* Task description *
Search the records for "this". Copy every line where it appears.

* Source material *
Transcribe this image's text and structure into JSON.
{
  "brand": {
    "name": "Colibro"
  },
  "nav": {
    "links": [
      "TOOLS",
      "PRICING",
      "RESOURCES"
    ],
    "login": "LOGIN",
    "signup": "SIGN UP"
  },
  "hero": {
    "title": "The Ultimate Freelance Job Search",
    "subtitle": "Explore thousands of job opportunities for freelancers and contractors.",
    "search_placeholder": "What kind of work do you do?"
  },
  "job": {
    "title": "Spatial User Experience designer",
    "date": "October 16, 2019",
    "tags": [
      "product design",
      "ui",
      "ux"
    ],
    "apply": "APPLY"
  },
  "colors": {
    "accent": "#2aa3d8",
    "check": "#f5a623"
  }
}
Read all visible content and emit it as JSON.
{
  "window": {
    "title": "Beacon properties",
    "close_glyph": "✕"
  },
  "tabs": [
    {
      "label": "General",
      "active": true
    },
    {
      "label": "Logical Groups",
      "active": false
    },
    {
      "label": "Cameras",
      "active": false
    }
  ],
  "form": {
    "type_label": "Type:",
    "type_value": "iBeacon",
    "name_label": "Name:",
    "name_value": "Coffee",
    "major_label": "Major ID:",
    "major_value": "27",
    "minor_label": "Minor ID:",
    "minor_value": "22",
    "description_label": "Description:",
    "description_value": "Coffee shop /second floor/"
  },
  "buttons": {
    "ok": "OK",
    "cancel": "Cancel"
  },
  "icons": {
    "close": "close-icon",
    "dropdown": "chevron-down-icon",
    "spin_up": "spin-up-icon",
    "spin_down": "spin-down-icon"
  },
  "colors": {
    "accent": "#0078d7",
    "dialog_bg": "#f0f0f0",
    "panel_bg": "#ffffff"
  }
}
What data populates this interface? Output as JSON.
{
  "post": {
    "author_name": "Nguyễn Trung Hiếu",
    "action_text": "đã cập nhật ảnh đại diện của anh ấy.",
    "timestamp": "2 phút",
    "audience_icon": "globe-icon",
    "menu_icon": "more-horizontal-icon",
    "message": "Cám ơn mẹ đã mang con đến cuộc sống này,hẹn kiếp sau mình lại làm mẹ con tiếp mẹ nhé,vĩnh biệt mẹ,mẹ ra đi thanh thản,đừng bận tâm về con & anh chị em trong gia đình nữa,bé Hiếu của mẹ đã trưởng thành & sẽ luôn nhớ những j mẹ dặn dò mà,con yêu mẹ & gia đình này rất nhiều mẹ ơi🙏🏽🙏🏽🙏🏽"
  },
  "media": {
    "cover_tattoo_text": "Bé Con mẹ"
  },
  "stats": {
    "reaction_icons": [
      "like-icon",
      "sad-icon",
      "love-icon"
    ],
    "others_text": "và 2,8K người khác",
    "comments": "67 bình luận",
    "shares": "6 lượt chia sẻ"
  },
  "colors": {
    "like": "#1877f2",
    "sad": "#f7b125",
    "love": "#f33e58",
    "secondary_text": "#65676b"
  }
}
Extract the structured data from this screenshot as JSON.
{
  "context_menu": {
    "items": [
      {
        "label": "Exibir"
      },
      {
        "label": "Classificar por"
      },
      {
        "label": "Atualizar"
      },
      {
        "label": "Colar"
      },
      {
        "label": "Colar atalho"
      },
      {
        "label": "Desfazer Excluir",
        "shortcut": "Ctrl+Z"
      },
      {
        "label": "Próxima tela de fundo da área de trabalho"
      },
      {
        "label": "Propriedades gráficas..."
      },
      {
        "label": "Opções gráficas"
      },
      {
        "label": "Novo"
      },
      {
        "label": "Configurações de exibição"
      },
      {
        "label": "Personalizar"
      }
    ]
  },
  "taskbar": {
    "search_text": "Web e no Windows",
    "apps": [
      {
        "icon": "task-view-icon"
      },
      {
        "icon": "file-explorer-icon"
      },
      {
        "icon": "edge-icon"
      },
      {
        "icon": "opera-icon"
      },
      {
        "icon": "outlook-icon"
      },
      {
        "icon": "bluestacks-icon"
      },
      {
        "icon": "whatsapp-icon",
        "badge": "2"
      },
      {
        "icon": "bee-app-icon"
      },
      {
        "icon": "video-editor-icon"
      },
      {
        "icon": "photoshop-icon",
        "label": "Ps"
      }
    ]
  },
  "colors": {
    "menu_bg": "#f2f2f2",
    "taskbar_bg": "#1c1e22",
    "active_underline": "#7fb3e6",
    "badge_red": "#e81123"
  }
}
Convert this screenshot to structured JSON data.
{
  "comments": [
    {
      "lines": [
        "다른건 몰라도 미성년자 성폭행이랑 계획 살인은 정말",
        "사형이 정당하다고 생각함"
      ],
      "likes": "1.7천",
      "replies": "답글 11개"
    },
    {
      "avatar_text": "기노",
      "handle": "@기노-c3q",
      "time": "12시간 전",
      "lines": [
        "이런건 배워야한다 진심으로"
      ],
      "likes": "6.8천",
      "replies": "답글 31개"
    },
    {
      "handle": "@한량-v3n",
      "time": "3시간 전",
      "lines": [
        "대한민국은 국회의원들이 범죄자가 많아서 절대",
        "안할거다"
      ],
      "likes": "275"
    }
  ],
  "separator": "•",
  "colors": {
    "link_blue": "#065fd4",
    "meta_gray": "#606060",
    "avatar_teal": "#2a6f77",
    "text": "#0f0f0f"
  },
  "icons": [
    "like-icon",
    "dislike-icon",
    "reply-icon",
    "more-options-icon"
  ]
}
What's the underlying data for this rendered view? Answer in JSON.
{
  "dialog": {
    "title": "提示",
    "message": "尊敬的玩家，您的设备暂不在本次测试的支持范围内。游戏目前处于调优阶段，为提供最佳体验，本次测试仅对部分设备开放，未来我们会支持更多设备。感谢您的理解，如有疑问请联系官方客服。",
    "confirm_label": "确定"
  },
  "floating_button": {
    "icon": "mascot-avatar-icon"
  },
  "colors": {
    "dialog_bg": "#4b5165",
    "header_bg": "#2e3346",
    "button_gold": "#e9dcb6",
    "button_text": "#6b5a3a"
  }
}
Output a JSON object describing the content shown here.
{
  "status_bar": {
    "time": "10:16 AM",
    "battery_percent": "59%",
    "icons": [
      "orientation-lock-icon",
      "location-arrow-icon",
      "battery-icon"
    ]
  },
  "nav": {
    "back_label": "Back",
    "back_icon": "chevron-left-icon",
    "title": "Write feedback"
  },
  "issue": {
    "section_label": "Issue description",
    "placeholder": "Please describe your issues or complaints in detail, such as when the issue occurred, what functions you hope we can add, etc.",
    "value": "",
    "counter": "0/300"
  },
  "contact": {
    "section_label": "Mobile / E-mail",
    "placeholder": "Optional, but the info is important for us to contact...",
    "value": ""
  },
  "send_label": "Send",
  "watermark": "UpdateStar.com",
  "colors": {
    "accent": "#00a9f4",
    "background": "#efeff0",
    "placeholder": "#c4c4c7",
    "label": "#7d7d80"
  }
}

* Final answer *
Transcribe this image's text and structure into JSON.
What data populates this interface? Output as JSON.
Extract the structured data from this screenshot as JSON.
Convert this screenshot to structured JSON data.
What's the underlying data for this rendered view? Answer in JSON.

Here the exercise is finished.